New Orleans, Louisiana
June 26, 2016
June 26, 2016
August 28, 2016
Electrical and Computer
To meet the needs of today's students and to maximize efficient use of faculty resources, electronically delivered homework is becoming ever more popular in higher education. The authors’ institution has considerable experience with the open-source, freely available homework delivery tool WeBWorK. WeBWorK's use in mathematics has been well-established, with it now being employed at over 1000 institutions worldwide. As part of an NSF-funded project, our team is expanding the use of WeBWorK to three sophomore engineering courses.
The effects of online homework in engineering have only been explored to a limited degree by the engineering education community. Therefore, the project team is also studying the effect of online engineering homework on student learning. The project team has designed a homework assignment process to establish a control group and then assess homework affects. As an example, suppose two sections of an introductory circuits course are taught in a given term. For a particular homework assignment that is a fairly isolated topic within the course, one section is required to do only paper homework, namely the instructor’s printed WeBWorK assignment. The "paper only" homework section is not given access to that homework assignment in WeBWorK. The other section of the course completes homework on WeBWorK as usual. Following the homework assignment submission, the same in-class quiz is administered to both sections of the course and graded according to a common rubric. For another fairly isolated topic within the course, this process is completed again, except with the groups being switched. That is, the first "paper only" homework group becomes the WeBWorK only group for a particular assignment and vice versa. A common quiz is then administered and graded according to a common rubric. All other homework for the course is based in WeBWorK, with instructors also collecting a notebook at the end of the quarter containing all of the homework problems worked out in a typical engineering format. The homework notebook is graded on the formatting of problem statements and solutions but not on the correctness of the solution itself.

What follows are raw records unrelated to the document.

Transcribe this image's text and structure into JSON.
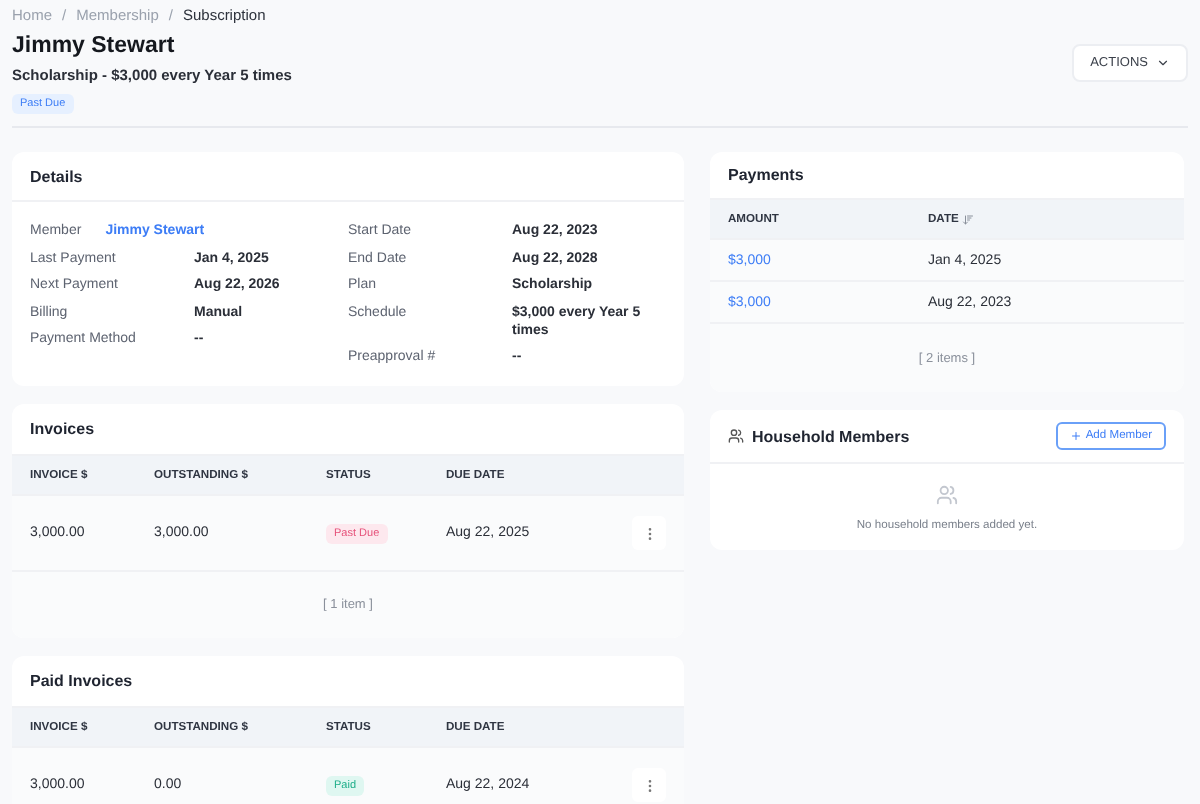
{
  "breadcrumb_separator": "/",
  "breadcrumb": [
    {
      "label": "Home",
      "current": false
    },
    {
      "label": "Membership",
      "current": false
    },
    {
      "label": "Subscription",
      "current": true
    }
  ],
  "title": "Jimmy Stewart",
  "subtitle": "Scholarship - $3,000 every Year 5 times",
  "status_badge": {
    "label": "Past Due",
    "kind": "past_due"
  },
  "actions_button": {
    "label": "ACTIONS"
  },
  "details": {
    "title": "Details",
    "left": [
      {
        "label": "Member",
        "value": "Jimmy Stewart",
        "kind": "link"
      },
      {
        "label": "Last Payment",
        "value": "Jan 4, 2025",
        "kind": "text"
      },
      {
        "label": "Next Payment",
        "value": "Aug 22, 2026",
        "kind": "text"
      },
      {
        "label": "Billing",
        "value": "Manual",
        "kind": "text"
      },
      {
        "label": "Payment Method",
        "value": "--",
        "kind": "text"
      }
    ],
    "right": [
      {
        "label": "Start Date",
        "value": "Aug 22, 2023",
        "kind": "text"
      },
      {
        "label": "End Date",
        "value": "Aug 22, 2028",
        "kind": "text"
      },
      {
        "label": "Plan",
        "value": "Scholarship",
        "kind": "text"
      },
      {
        "label": "Schedule",
        "value": "$3,000 every Year 5 times",
        "kind": "text"
      },
      {
        "label": "Preapproval #",
        "value": "--",
        "kind": "text"
      }
    ]
  },
  "invoices": {
    "title": "Invoices",
    "columns": [
      "INVOICE $",
      "OUTSTANDING $",
      "STATUS",
      "DUE DATE"
    ],
    "rows": [
      {
        "invoice": "3,000.00",
        "outstanding": "3,000.00",
        "status": {
          "label": "Past Due",
          "kind": "past_due"
        },
        "due_date": "Aug 22, 2025"
      }
    ],
    "footer": "[ 1 item ]"
  },
  "paid_invoices": {
    "title": "Paid Invoices",
    "columns": [
      "INVOICE $",
      "OUTSTANDING $",
      "STATUS",
      "DUE DATE"
    ],
    "rows": [
      {
        "invoice": "3,000.00",
        "outstanding": "0.00",
        "status": {
          "label": "Paid",
          "kind": "paid"
        },
        "due_date": "Aug 22, 2024"
      }
    ]
  },
  "payments": {
    "title": "Payments",
    "columns": [
      {
        "label": "AMOUNT",
        "sorted": false
      },
      {
        "label": "DATE",
        "sorted": true
      }
    ],
    "rows": [
      {
        "amount": "$3,000",
        "date": "Jan 4, 2025"
      },
      {
        "amount": "$3,000",
        "date": "Aug 22, 2023"
      }
    ],
    "footer": "[ 2 items ]"
  },
  "household": {
    "title": "Household Members",
    "add_button": "Add Member",
    "empty_text": "No household members added yet."
  }
}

This paper analyzes the results from the common quizzes, employing appropriate statistical analyses to determine the level of knowledge attainment on the topics and to determine if statistically significant differences exist between the two populations of "paper only" homework and online homework only. The statistical analyses are based on introductory circuits courses taught over two terms, amounting to eight quizzes taken by 116 students.
ASEE holds the copyright on this document. It may be read by the public free of charge. Authors may archive their work on personal websites or in institutional repositories with the following citation: © 2016 American Society for Engineering Education. Other scholars may excerpt or quote from these materials with the same citation. When excerpting or quoting from Conference Proceedings, authors should, in addition to noting the ASEE copyright, list all the original authors and their institutions and name the host city of the conference. - Last updated April 1, 2015